##### Excerpted data
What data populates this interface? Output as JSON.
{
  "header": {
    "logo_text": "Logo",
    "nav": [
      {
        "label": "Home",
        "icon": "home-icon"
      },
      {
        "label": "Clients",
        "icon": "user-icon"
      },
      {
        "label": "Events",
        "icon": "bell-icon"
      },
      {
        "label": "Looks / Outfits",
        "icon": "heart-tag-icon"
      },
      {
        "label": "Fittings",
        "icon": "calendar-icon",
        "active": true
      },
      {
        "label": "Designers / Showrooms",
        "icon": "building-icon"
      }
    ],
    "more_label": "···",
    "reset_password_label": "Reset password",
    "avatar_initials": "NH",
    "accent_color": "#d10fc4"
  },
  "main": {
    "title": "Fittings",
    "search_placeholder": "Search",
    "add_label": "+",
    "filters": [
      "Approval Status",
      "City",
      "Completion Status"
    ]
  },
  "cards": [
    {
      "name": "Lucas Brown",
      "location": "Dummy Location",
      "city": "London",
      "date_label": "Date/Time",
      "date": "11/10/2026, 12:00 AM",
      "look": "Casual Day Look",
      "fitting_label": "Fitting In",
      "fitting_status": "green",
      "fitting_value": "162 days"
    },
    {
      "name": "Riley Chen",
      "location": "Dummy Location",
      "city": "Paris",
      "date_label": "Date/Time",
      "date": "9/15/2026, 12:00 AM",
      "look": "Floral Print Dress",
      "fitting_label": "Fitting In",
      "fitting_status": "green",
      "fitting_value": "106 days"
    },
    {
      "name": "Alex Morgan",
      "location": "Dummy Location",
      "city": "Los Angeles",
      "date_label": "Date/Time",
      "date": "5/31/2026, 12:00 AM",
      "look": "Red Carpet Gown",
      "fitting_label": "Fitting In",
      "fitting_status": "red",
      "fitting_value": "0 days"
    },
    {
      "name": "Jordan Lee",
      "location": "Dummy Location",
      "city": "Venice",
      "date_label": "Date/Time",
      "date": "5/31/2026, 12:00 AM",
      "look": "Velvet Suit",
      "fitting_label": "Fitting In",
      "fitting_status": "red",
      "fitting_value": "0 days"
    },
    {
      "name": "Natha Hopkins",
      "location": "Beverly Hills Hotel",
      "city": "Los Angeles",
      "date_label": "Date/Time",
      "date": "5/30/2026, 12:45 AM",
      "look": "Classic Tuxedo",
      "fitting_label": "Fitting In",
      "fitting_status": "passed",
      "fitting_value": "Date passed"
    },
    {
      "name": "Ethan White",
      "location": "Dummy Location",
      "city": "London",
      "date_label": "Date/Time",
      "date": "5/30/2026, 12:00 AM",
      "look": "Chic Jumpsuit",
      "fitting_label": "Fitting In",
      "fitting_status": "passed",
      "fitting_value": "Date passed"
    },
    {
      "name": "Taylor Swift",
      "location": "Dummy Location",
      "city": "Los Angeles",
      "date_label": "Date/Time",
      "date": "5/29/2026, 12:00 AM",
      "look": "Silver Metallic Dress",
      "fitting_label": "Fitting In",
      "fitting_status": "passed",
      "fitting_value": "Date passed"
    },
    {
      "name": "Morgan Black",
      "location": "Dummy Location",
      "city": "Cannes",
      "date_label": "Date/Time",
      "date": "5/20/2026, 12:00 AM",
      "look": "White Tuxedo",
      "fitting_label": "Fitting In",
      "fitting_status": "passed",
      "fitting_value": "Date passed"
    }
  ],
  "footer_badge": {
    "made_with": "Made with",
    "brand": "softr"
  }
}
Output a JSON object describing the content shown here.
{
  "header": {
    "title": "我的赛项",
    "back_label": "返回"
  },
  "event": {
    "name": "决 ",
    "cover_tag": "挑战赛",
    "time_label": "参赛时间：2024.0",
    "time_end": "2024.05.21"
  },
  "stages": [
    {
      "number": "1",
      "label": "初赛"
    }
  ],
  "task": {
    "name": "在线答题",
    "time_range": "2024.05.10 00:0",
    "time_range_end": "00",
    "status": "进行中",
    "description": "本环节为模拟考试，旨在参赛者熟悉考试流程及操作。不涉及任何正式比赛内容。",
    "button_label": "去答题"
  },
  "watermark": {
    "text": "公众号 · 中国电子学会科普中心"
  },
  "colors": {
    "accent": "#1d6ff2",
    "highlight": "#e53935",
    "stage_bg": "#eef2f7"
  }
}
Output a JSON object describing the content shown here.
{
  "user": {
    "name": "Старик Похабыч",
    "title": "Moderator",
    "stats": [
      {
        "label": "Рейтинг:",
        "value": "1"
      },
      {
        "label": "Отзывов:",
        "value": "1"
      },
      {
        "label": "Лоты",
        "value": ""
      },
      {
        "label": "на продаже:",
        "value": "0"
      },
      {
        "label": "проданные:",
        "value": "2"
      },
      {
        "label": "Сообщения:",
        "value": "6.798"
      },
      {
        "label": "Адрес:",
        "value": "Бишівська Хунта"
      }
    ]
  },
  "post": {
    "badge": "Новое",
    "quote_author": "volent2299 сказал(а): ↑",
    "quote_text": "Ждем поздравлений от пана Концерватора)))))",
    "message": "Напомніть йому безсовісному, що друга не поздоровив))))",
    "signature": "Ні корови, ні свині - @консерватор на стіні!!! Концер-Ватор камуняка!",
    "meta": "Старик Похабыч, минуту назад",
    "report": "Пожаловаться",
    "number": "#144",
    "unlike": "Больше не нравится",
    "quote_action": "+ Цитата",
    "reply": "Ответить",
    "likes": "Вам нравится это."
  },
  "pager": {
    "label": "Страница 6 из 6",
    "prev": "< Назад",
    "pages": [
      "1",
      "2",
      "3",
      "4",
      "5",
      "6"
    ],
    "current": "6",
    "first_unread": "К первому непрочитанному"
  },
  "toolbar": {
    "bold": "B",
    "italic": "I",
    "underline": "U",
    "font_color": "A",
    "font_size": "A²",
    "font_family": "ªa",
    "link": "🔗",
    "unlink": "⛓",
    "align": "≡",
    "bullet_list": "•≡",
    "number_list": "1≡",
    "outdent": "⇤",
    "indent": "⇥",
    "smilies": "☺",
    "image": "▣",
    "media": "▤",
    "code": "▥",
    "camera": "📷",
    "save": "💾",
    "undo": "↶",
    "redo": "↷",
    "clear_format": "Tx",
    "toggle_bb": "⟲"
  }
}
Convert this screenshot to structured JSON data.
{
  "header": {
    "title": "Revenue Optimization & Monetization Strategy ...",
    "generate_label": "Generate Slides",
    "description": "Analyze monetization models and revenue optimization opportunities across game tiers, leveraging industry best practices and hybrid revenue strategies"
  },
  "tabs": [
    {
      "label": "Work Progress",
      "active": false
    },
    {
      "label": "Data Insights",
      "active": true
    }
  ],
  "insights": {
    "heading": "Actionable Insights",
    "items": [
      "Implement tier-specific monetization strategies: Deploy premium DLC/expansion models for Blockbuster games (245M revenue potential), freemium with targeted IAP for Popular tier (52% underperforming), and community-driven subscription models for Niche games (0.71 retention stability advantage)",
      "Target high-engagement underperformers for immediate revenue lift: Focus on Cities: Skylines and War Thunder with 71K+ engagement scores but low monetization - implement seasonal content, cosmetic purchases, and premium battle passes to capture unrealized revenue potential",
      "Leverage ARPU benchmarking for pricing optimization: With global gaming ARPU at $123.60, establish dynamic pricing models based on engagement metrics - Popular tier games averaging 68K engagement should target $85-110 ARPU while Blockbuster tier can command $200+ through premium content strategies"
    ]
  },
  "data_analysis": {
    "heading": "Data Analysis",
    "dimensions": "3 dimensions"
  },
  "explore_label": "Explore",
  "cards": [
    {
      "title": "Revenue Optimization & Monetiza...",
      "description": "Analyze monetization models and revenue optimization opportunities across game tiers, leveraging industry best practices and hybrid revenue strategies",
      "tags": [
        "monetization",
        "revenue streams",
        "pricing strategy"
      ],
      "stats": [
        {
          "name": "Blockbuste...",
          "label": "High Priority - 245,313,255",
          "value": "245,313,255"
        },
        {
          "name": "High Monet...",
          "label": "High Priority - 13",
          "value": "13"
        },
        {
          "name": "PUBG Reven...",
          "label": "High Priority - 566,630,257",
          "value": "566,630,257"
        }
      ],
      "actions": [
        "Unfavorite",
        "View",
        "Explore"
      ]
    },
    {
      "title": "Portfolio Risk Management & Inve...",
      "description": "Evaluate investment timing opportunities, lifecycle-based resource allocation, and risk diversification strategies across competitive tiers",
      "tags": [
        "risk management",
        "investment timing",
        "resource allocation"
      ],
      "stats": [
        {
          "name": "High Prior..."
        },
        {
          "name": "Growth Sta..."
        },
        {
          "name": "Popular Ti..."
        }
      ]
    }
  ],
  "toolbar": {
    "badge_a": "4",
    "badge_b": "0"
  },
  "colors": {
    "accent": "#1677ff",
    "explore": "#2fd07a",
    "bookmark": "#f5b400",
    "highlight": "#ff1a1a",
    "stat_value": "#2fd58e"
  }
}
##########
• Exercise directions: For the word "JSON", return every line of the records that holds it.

• Answer to the exercise:
What data populates this interface? Output as JSON.
Output a JSON object describing the content shown here.
Output a JSON object describing the content shown here.
Convert this screenshot to structured JSON data.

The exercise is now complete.